─── MATERIAL SHOWN ───

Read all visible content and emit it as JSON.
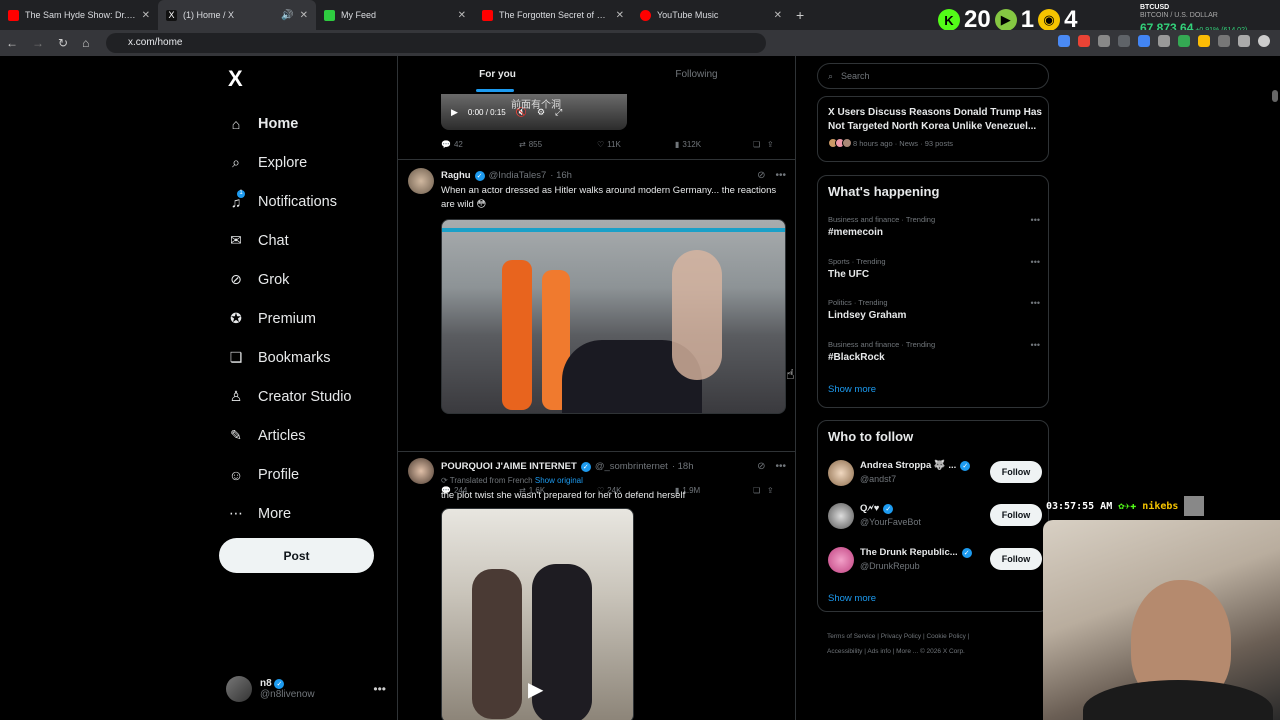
{
  "browser": {
    "tabs": [
      {
        "title": "The Sam Hyde Show: Dr. Seuss",
        "color": "#ff0000"
      },
      {
        "title": "(1) Home / X",
        "color": "#ffffff"
      },
      {
        "title": "My Feed",
        "color": "#2ecc40"
      },
      {
        "title": "The Forgotten Secret of Europe",
        "color": "#ff0000"
      },
      {
        "title": "YouTube Music",
        "color": "#ff0000"
      }
    ],
    "url": "x.com/home",
    "ticker": {
      "v1": "20",
      "v2": "1",
      "v3": "4"
    },
    "btc": {
      "label": "BTCUSD",
      "sub": "BITCOIN / U.S. DOLLAR",
      "price": "67,873.64",
      "change": "+0.91% (614.02)"
    }
  },
  "nav": {
    "logo": "X",
    "items": [
      {
        "label": "Home",
        "icon": "home-icon",
        "glyph": "⌂"
      },
      {
        "label": "Explore",
        "icon": "search-icon",
        "glyph": "⌕"
      },
      {
        "label": "Notifications",
        "icon": "bell-icon",
        "glyph": "♫"
      },
      {
        "label": "Chat",
        "icon": "mail-icon",
        "glyph": "✉"
      },
      {
        "label": "Grok",
        "icon": "grok-icon",
        "glyph": "⊘"
      },
      {
        "label": "Premium",
        "icon": "premium-icon",
        "glyph": "✪"
      },
      {
        "label": "Bookmarks",
        "icon": "bookmark-icon",
        "glyph": "❏"
      },
      {
        "label": "Creator Studio",
        "icon": "flask-icon",
        "glyph": "♙"
      },
      {
        "label": "Articles",
        "icon": "article-icon",
        "glyph": "✎"
      },
      {
        "label": "Profile",
        "icon": "person-icon",
        "glyph": "☺"
      },
      {
        "label": "More",
        "icon": "more-icon",
        "glyph": "⋯"
      }
    ],
    "notifications_badge": "1",
    "post_label": "Post",
    "account": {
      "name": "n8",
      "handle": "@n8livenow"
    }
  },
  "feed": {
    "tabs": [
      "For you",
      "Following"
    ],
    "top_video": {
      "caption": "前面有个洞",
      "time": "0:00 / 0:15"
    },
    "top_actions": {
      "replies": "42",
      "reposts": "855",
      "likes": "11K",
      "views": "312K"
    },
    "tweets": [
      {
        "name": "Raghu",
        "handle": "@IndiaTales7",
        "time": "· 16h",
        "text": "When an actor dressed as Hitler walks around modern Germany... the reactions are wild 😳",
        "replies": "244",
        "reposts": "1.6K",
        "likes": "24K",
        "views": "1.9M"
      },
      {
        "name": "POURQUOI J'AIME INTERNET",
        "handle": "@_sombrinternet",
        "time": "· 18h",
        "translated": "Translated from French",
        "show_original": "Show original",
        "text": "the plot twist she wasn't prepared for her to defend herself"
      }
    ]
  },
  "sidebar": {
    "search_placeholder": "Search",
    "news": {
      "title": "X Users Discuss Reasons Donald Trump Has Not Targeted North Korea Unlike Venezuel...",
      "meta": "8 hours ago · News · 93 posts"
    },
    "happening": {
      "title": "What's happening",
      "trends": [
        {
          "category": "Business and finance · Trending",
          "name": "#memecoin"
        },
        {
          "category": "Sports · Trending",
          "name": "The UFC"
        },
        {
          "category": "Politics · Trending",
          "name": "Lindsey Graham"
        },
        {
          "category": "Business and finance · Trending",
          "name": "#BlackRock"
        }
      ],
      "show_more": "Show more"
    },
    "who_to_follow": {
      "title": "Who to follow",
      "accounts": [
        {
          "name": "Andrea Stroppa 🐺 ...",
          "handle": "@andst7"
        },
        {
          "name": "Q🗲♥",
          "handle": "@YourFaveBot"
        },
        {
          "name": "The Drunk Republic...",
          "handle": "@DrunkRepub"
        }
      ],
      "follow_label": "Follow",
      "show_more": "Show more"
    },
    "footer": {
      "line1": "Terms of Service  |  Privacy Policy  |  Cookie Policy  |",
      "line2": "Accessibility  |  Ads info  |  More ...  © 2026 X Corp."
    }
  },
  "overlay": {
    "clock": "03:57:55 AM",
    "chat_name": "nikebs"
  }
}
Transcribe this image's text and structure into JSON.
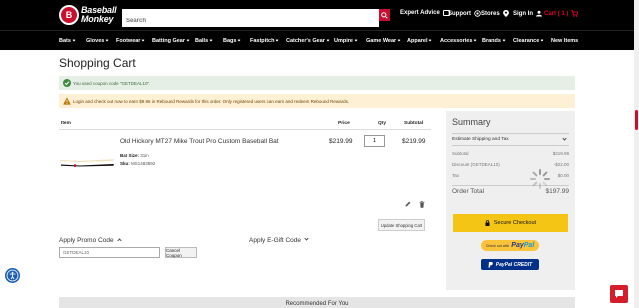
{
  "header": {
    "logo_text_line1": "Baseball",
    "logo_text_line2": "Monkey",
    "search_placeholder": "Search",
    "expert_advice": "Expert Advice",
    "support": "Support",
    "stores": "Stores",
    "sign_in": "Sign In",
    "cart": "Cart ( 1 )"
  },
  "nav": {
    "items": [
      "Bats",
      "Gloves",
      "Footwear",
      "Batting Gear",
      "Balls",
      "Bags",
      "Fastpitch",
      "Catcher's Gear",
      "Umpire",
      "Game Wear",
      "Apparel",
      "Accessories",
      "Brands",
      "Clearance",
      "New Items"
    ]
  },
  "page": {
    "title": "Shopping Cart",
    "success_message": "You used coupon code \"GETDEAL10\".",
    "warning_message": "Login and check out now to earn $9.95 in Rebound Rewards for this order. Only registered users can earn and redeem Rebound Rewards."
  },
  "cart": {
    "headers": {
      "item": "Item",
      "price": "Price",
      "qty": "Qty",
      "subtotal": "Subtotal"
    },
    "item": {
      "name": "Old Hickory MT27 Mike Trout Pro Custom Baseball Bat",
      "price": "$219.99",
      "qty": "1",
      "subtotal": "$219.99",
      "bat_size_label": "Bat Size:",
      "bat_size_value": "31in",
      "sku_label": "Sku:",
      "sku_value": "MS1483892"
    },
    "update_button": "Update Shopping Cart",
    "promo_title": "Apply Promo Code",
    "promo_value": "GETDEAL10",
    "cancel_coupon": "Cancel Coupon",
    "egift_title": "Apply E-Gift Code"
  },
  "summary": {
    "title": "Summary",
    "estimate_label": "Estimate Shipping and Tax",
    "subtotal_label": "Subtotal",
    "subtotal_value": "$219.99",
    "discount_label": "Discount (GETDEAL10)",
    "discount_value": "-$22.00",
    "tax_label": "Tax",
    "tax_value": "$0.00",
    "order_total_label": "Order Total",
    "order_total_value": "$197.99",
    "checkout_button": "Secure Checkout",
    "paypal_checkout_prefix": "Check out with",
    "paypal_credit": "PayPal CREDIT"
  },
  "recommended": {
    "title": "Recommended For You"
  },
  "colors": {
    "brand_red": "#c8102e",
    "checkout_yellow": "#f4c515",
    "paypal_blue": "#003087"
  }
}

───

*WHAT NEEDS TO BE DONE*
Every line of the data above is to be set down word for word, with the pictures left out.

*ANSWER FOR THE TASK*
Read all visible content and emit it as JSON.
{
  "browser": {
    "tabs": [
      {
        "title": "The Sam Hyde Show: Dr. Seuss",
        "color": "#ff0000"
      },
      {
        "title": "(1) Home / X",
        "color": "#ffffff"
      },
      {
        "title": "My Feed",
        "color": "#2ecc40"
      },
      {
        "title": "The Forgotten Secret of Europe",
        "color": "#ff0000"
      },
      {
        "title": "YouTube Music",
        "color": "#ff0000"
      }
    ],
    "url": "x.com/home",
    "ticker": {
      "v1": "20",
      "v2": "1",
      "v3": "4"
    },
    "btc": {
      "label": "BTCUSD",
      "sub": "BITCOIN / U.S. DOLLAR",
      "price": "67,873.64",
      "change": "+0.91% (614.02)"
    }
  },
  "nav": {
    "logo": "X",
    "items": [
      {
        "label": "Home",
        "icon": "home-icon",
        "glyph": "⌂"
      },
      {
        "label": "Explore",
        "icon": "search-icon",
        "glyph": "⌕"
      },
      {
        "label": "Notifications",
        "icon": "bell-icon",
        "glyph": "♫"
      },
      {
        "label": "Chat",
        "icon": "mail-icon",
        "glyph": "✉"
      },
      {
        "label": "Grok",
        "icon": "grok-icon",
        "glyph": "⊘"
      },
      {
        "label": "Premium",
        "icon": "premium-icon",
        "glyph": "✪"
      },
      {
        "label": "Bookmarks",
        "icon": "bookmark-icon",
        "glyph": "❏"
      },
      {
        "label": "Creator Studio",
        "icon": "flask-icon",
        "glyph": "♙"
      },
      {
        "label": "Articles",
        "icon": "article-icon",
        "glyph": "✎"
      },
      {
        "label": "Profile",
        "icon": "person-icon",
        "glyph": "☺"
      },
      {
        "label": "More",
        "icon": "more-icon",
        "glyph": "⋯"
      }
    ],
    "notifications_badge": "1",
    "post_label": "Post",
    "account": {
      "name": "n8",
      "handle": "@n8livenow"
    }
  },
  "feed": {
    "tabs": [
      "For you",
      "Following"
    ],
    "top_video": {
      "caption": "前面有个洞",
      "time": "0:00 / 0:15"
    },
    "top_actions": {
      "replies": "42",
      "reposts": "855",
      "likes": "11K",
      "views": "312K"
    },
    "tweets": [
      {
        "name": "Raghu",
        "handle": "@IndiaTales7",
        "time": "· 16h",
        "text": "When an actor dressed as Hitler walks around modern Germany... the reactions are wild 😳",
        "replies": "244",
        "reposts": "1.6K",
        "likes": "24K",
        "views": "1.9M"
      },
      {
        "name": "POURQUOI J'AIME INTERNET",
        "handle": "@_sombrinternet",
        "time": "· 18h",
        "translated": "Translated from French",
        "show_original": "Show original",
        "text": "the plot twist she wasn't prepared for her to defend herself"
      }
    ]
  },
  "sidebar": {
    "search_placeholder": "Search",
    "news": {
      "title": "X Users Discuss Reasons Donald Trump Has Not Targeted North Korea Unlike Venezuel...",
      "meta": "8 hours ago · News · 93 posts"
    },
    "happening": {
      "title": "What's happening",
      "trends": [
        {
          "category": "Business and finance · Trending",
          "name": "#memecoin"
        },
        {
          "category": "Sports · Trending",
          "name": "The UFC"
        },
        {
          "category": "Politics · Trending",
          "name": "Lindsey Graham"
        },
        {
          "category": "Business and finance · Trending",
          "name": "#BlackRock"
        }
      ],
      "show_more": "Show more"
    },
    "who_to_follow": {
      "title": "Who to follow",
      "accounts": [
        {
          "name": "Andrea Stroppa 🐺 ...",
          "handle": "@andst7"
        },
        {
          "name": "Q🗲♥",
          "handle": "@YourFaveBot"
        },
        {
          "name": "The Drunk Republic...",
          "handle": "@DrunkRepub"
        }
      ],
      "follow_label": "Follow",
      "show_more": "Show more"
    },
    "footer": {
      "line1": "Terms of Service  |  Privacy Policy  |  Cookie Policy  |",
      "line2": "Accessibility  |  Ads info  |  More ...  © 2026 X Corp."
    }
  },
  "overlay": {
    "clock": "03:57:55 AM",
    "chat_name": "nikebs"
  }
}
Transcribe this image's text and structure into JSON.
{
  "header": {
    "logo_text_line1": "Baseball",
    "logo_text_line2": "Monkey",
    "search_placeholder": "Search",
    "expert_advice": "Expert Advice",
    "support": "Support",
    "stores": "Stores",
    "sign_in": "Sign In",
    "cart": "Cart ( 1 )"
  },
  "nav": {
    "items": [
      "Bats",
      "Gloves",
      "Footwear",
      "Batting Gear",
      "Balls",
      "Bags",
      "Fastpitch",
      "Catcher's Gear",
      "Umpire",
      "Game Wear",
      "Apparel",
      "Accessories",
      "Brands",
      "Clearance",
      "New Items"
    ]
  },
  "page": {
    "title": "Shopping Cart",
    "success_message": "You used coupon code \"GETDEAL10\".",
    "warning_message": "Login and check out now to earn $9.95 in Rebound Rewards for this order. Only registered users can earn and redeem Rebound Rewards."
  },
  "cart": {
    "headers": {
      "item": "Item",
      "price": "Price",
      "qty": "Qty",
      "subtotal": "Subtotal"
    },
    "item": {
      "name": "Old Hickory MT27 Mike Trout Pro Custom Baseball Bat",
      "price": "$219.99",
      "qty": "1",
      "subtotal": "$219.99",
      "bat_size_label": "Bat Size:",
      "bat_size_value": "31in",
      "sku_label": "Sku:",
      "sku_value": "MS1483892"
    },
    "update_button": "Update Shopping Cart",
    "promo_title": "Apply Promo Code",
    "promo_value": "GETDEAL10",
    "cancel_coupon": "Cancel Coupon",
    "egift_title": "Apply E-Gift Code"
  },
  "summary": {
    "title": "Summary",
    "estimate_label": "Estimate Shipping and Tax",
    "subtotal_label": "Subtotal",
    "subtotal_value": "$219.99",
    "discount_label": "Discount (GETDEAL10)",
    "discount_value": "-$22.00",
    "tax_label": "Tax",
    "tax_value": "$0.00",
    "order_total_label": "Order Total",
    "order_total_value": "$197.99",
    "checkout_button": "Secure Checkout",
    "paypal_checkout_prefix": "Check out with",
    "paypal_credit": "PayPal CREDIT"
  },
  "recommended": {
    "title": "Recommended For You"
  },
  "colors": {
    "brand_red": "#c8102e",
    "checkout_yellow": "#f4c515",
    "paypal_blue": "#003087"
  }
}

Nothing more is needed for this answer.